Further, about 400 crewmembers of varied engineering/technical, production and event teams were utilized during the X games four days of live competition from more than seven separate venues.
Among the sports and venues covered included surfing (Huntington Beach), wakeboarding (Long Beach), vert, motocross and park at L.A.’s Staples Center as well as motocross and biking at the Home Depot Center (Carson, Calif.).
Both DiPietro and Cooper repeatedly emphasized the importance of communication and teamwork in order for such an immense operation to run both smoothly and seamlessly.
DiPietro said that communications between mobile units has vastly improved now that all of the intercom systems have been networked together. “From Huntington Beach to Long Beach to Home Depot and the Staples Center, all eight trucks sound as if they’re parked side-by-side,” he said.
“Everything we do is from a team approach,” DiPietro said. “Our team members communicate with each other throughout the year and through partnerships are able to develop innovative technological approaches.
Moreover, Cooper said that since the X games are now live, it has changed the way the event is covered. He said that in past years every truck would record its competition and would then have a 24- or 48-hour turnaround to deliver their segments and then all the segments would be pieced together into a show. “That doesn’t happen anymore because now we are live,” Cooper said. “And everything is inter-related, so it’s more important than ever that we all work as one cohesive unit.”
Asked about the most challenging games to broadcast, DiPietro said that size and weather conditions were major factors. “This year, the SuperMoto events at Home Depot Center were the most difficult to cover just based on the sheer size of the course,” he explained.

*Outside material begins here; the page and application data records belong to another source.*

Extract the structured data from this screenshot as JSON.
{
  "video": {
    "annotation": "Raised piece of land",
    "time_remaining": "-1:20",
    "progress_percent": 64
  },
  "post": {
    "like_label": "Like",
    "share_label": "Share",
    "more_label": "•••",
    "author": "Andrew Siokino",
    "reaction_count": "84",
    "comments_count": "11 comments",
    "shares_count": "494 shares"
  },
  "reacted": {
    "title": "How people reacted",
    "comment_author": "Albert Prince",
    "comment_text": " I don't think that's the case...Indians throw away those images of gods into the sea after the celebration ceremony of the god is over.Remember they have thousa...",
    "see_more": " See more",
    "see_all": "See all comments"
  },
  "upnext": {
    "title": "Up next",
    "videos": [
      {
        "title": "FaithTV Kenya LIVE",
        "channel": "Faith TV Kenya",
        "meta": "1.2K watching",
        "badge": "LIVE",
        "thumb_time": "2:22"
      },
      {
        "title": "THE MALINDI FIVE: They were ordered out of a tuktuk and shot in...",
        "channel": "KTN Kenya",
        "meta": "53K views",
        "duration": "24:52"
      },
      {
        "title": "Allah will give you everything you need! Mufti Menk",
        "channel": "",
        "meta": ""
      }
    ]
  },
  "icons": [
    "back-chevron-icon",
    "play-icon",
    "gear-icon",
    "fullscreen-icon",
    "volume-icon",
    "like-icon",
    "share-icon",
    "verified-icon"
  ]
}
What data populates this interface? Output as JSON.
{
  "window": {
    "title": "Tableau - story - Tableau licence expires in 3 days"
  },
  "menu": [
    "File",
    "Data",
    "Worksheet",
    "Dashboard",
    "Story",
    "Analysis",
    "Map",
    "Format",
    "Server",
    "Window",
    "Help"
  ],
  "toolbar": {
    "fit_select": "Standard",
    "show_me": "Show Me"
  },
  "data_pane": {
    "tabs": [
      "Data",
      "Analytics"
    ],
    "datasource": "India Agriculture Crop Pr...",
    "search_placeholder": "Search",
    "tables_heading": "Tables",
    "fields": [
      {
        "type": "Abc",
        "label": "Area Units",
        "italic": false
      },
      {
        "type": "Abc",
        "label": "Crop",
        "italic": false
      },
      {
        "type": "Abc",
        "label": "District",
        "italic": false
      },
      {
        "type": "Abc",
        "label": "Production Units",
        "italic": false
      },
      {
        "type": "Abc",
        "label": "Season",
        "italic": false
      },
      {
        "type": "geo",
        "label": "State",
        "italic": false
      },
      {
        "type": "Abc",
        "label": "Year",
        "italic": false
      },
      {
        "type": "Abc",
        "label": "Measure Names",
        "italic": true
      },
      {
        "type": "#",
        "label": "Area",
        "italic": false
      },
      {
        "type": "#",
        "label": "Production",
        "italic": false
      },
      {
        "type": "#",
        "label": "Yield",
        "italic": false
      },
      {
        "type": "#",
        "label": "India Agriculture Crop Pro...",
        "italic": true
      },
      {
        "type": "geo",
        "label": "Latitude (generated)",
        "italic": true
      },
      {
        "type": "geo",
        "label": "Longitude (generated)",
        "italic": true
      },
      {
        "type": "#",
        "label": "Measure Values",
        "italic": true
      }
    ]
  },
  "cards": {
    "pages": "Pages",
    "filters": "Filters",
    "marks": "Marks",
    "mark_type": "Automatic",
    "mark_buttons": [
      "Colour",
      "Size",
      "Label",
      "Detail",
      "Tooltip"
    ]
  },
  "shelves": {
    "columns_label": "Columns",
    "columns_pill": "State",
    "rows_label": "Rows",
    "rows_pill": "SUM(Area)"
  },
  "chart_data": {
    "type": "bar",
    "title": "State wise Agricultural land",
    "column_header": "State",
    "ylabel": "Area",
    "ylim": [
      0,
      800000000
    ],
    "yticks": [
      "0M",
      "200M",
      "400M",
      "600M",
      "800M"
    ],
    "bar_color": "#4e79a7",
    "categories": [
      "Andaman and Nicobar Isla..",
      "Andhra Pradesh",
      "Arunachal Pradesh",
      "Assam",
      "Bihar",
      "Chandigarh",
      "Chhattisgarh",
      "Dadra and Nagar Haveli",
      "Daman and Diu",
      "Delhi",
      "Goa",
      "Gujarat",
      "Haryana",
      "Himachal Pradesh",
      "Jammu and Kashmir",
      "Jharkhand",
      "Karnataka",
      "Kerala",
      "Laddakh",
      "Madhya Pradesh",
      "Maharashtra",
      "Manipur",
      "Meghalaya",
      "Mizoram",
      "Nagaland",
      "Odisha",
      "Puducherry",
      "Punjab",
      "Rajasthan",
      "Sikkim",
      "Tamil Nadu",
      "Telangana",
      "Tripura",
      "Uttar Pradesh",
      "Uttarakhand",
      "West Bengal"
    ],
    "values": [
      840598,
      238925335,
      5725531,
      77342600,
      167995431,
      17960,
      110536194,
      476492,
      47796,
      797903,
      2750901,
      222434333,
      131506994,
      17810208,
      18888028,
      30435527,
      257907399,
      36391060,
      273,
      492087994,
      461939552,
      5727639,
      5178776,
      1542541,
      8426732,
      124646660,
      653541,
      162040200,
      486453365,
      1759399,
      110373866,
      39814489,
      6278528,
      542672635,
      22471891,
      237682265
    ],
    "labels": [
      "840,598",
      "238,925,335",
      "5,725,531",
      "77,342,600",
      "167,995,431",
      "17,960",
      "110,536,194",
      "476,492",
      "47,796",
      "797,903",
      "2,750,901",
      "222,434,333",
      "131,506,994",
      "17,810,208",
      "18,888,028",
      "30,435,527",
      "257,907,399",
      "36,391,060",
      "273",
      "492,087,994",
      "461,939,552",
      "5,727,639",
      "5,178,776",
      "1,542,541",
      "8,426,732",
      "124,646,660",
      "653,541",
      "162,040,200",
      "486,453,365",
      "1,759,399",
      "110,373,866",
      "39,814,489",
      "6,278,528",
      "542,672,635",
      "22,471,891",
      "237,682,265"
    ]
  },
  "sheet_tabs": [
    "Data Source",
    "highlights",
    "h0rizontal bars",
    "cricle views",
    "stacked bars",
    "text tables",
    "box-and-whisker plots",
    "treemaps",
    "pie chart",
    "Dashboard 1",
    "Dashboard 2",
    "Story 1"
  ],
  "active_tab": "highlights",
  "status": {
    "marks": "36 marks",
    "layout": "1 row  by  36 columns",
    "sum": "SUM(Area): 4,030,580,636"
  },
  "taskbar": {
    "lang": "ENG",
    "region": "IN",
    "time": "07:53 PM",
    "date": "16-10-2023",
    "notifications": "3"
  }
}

DiPietro added, “The Winter adds a whole other element. Take this event and put it at 9000 feet and below 30 degrees. That’s tough, but it’s also fun to tackle those types of challenges.”